- [WORK TASK] Where does "magnifier" occur in the listing? Copy every line that holds it.

-------- INPUT MATERIAL

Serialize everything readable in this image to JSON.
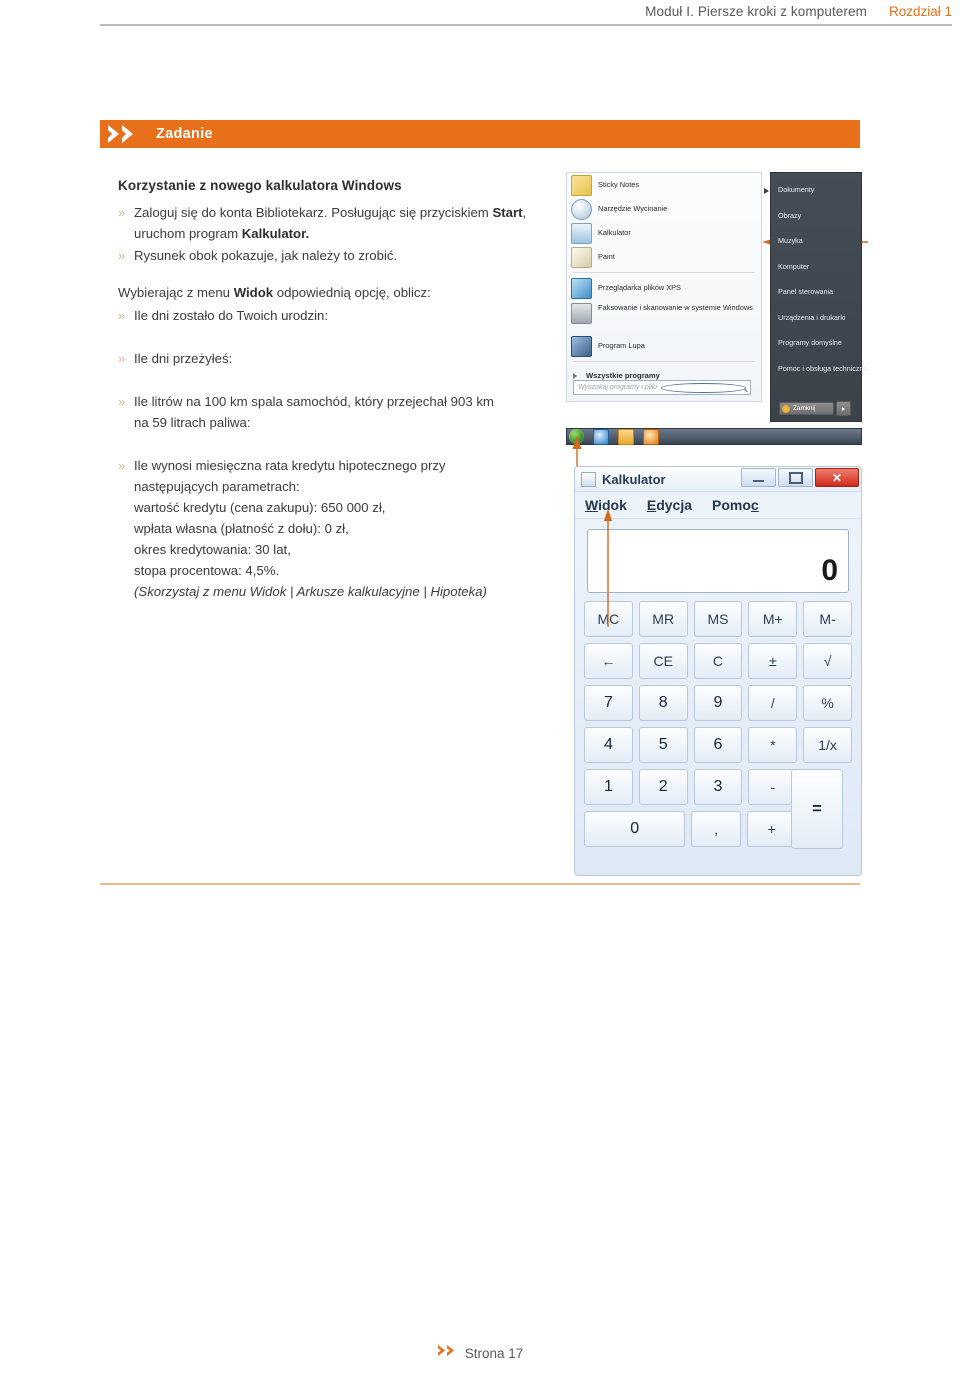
{
  "header": {
    "module": "Moduł I. Piersze kroki z komputerem",
    "chapter": "Rozdział 1"
  },
  "banner": {
    "title": "Zadanie",
    "icon": "double-chevron-right-icon",
    "color": "#e8701a"
  },
  "task": {
    "heading": "Korzystanie z nowego kalkulatora Windows",
    "bullet_mark": "»",
    "items": [
      {
        "segments": [
          {
            "text": "Zaloguj się do konta Bibliotekarz. Posługując się przyciskiem ",
            "style": "normal"
          },
          {
            "text": "Start",
            "style": "bold"
          },
          {
            "text": ", uruchom program ",
            "style": "normal"
          },
          {
            "text": "Kalkulator.",
            "style": "bold"
          }
        ]
      },
      {
        "segments": [
          {
            "text": "Rysunek obok pokazuje, jak należy to zrobić.",
            "style": "normal"
          }
        ]
      }
    ],
    "lead_in": {
      "segments": [
        {
          "text": "Wybierając z menu ",
          "style": "normal"
        },
        {
          "text": "Widok",
          "style": "bold"
        },
        {
          "text": " odpowiednią opcję, oblicz:",
          "style": "normal"
        }
      ]
    },
    "questions": [
      {
        "lines": [
          "Ile dni zostało do Twoich urodzin:"
        ],
        "answer_lines": 1
      },
      {
        "lines": [
          "Ile dni przeżyłeś:"
        ],
        "answer_lines": 1
      },
      {
        "lines": [
          "Ile litrów na 100 km spala samochód, który przejechał 903 km",
          "na 59 litrach paliwa:"
        ],
        "answer_lines": 1
      },
      {
        "lines": [
          "Ile wynosi miesięczna rata kredytu hipotecznego przy",
          "następujących parametrach:",
          "wartość kredytu (cena zakupu): 650 000 zł,",
          "wpłata własna (płatność z dołu): 0 zł,",
          "okres kredytowania: 30 lat,",
          "stopa procentowa: 4,5%."
        ],
        "hint": "(Skorzystaj z menu Widok | Arkusze kalkulacyjne | Hipoteka)",
        "answer_lines": 9
      }
    ]
  },
  "start_menu": {
    "programs": [
      {
        "label": "Sticky Notes",
        "icon": "sticky-notes-icon",
        "color": "#f2d06b"
      },
      {
        "label": "Narzędzie Wycinanie",
        "icon": "snipping-tool-icon",
        "color": "#cfd9e6"
      },
      {
        "label": "Kalkulator",
        "icon": "calculator-icon",
        "color": "#bcd6ea"
      },
      {
        "label": "Paint",
        "icon": "paint-icon",
        "color": "#e8e3d5"
      },
      {
        "label": "Przeglądarka plików XPS",
        "icon": "xps-viewer-icon",
        "color": "#79b8e0"
      },
      {
        "label": "Faksowanie i skanowanie w systemie Windows",
        "icon": "fax-scan-icon",
        "color": "#c3c8cc"
      },
      {
        "label": "Program Lupa",
        "icon": "magnifier-icon",
        "color": "#6f8fb5"
      }
    ],
    "all_programs": "Wszystkie programy",
    "search_placeholder": "Wyszukaj programy i pliki",
    "search_icon": "magnifier-icon",
    "right_items": [
      "Dokumenty",
      "Obrazy",
      "Muzyka",
      "Komputer",
      "Panel sterowania",
      "Urządzenia i drukarki",
      "Programy domyślne",
      "Pomoc i obsługa techniczna"
    ],
    "shutdown_label": "Zamknij",
    "panel_color": "#3f4750",
    "callout_color": "#d2691e"
  },
  "calculator": {
    "window_title": "Kalkulator",
    "window_icon": "calculator-icon",
    "window_buttons": {
      "minimize": "minimize-icon",
      "maximize": "maximize-icon",
      "close": "✕"
    },
    "menus": [
      {
        "prefix": "",
        "accel": "W",
        "suffix": "idok"
      },
      {
        "prefix": "",
        "accel": "E",
        "suffix": "dycja"
      },
      {
        "prefix": "Pomo",
        "accel": "c",
        "suffix": ""
      }
    ],
    "display_value": "0",
    "memory_row": [
      "MC",
      "MR",
      "MS",
      "M+",
      "M-"
    ],
    "edit_row": [
      "←",
      "CE",
      "C",
      "±",
      "√"
    ],
    "keys": [
      [
        "7",
        "8",
        "9",
        "/",
        "%"
      ],
      [
        "4",
        "5",
        "6",
        "*",
        "1/x"
      ],
      [
        "1",
        "2",
        "3",
        "-"
      ],
      [
        "0",
        ",",
        "+"
      ]
    ],
    "equals": "="
  },
  "footer": {
    "icon": "double-chevron-right-icon",
    "text": "Strona 17"
  }
}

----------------

- [SOLUTION FOR THIS PROBLEM]
        "icon": "magnifier-icon",
    "search_icon": "magnifier-icon",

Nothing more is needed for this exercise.